WHAT IS REQUIRED: Return the lines below that contain the word "note".

─── ENTRIES SHOWN

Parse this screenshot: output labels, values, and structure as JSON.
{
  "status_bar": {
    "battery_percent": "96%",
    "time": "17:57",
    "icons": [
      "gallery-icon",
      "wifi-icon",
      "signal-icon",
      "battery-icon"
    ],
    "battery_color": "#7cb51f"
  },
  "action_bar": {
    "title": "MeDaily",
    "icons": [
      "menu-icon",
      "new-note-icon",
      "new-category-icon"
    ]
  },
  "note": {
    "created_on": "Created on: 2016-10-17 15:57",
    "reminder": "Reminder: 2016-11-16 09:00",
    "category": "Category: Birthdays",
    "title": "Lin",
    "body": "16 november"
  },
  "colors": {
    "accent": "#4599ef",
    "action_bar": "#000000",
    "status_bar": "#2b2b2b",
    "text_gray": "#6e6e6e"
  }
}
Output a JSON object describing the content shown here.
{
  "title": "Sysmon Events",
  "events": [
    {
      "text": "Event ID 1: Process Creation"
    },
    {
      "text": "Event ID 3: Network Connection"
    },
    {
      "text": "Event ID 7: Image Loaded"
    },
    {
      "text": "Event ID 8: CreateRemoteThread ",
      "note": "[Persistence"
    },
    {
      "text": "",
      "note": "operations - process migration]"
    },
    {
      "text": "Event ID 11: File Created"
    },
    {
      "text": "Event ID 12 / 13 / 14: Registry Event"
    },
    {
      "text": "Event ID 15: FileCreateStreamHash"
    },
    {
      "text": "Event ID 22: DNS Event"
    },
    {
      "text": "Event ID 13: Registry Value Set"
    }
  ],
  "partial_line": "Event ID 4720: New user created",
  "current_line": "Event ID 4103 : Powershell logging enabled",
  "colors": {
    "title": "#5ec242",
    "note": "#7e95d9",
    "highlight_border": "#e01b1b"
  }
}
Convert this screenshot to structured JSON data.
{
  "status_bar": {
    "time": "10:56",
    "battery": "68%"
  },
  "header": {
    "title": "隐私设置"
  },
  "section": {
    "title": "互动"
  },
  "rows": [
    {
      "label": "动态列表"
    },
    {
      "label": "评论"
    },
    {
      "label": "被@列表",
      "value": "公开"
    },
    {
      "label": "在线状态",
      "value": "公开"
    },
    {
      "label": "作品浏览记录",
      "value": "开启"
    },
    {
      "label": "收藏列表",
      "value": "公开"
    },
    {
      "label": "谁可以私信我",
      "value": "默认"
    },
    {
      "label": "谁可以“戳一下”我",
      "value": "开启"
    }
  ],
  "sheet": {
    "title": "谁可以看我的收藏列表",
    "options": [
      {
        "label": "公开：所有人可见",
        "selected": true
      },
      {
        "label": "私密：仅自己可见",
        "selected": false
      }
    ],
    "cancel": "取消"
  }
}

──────

OUTPUT BELOW:
      "new-note-icon",
  "note": {
      "note": "[Persistence"
      "note": "operations - process migration]"
    "note": "#7e95d9",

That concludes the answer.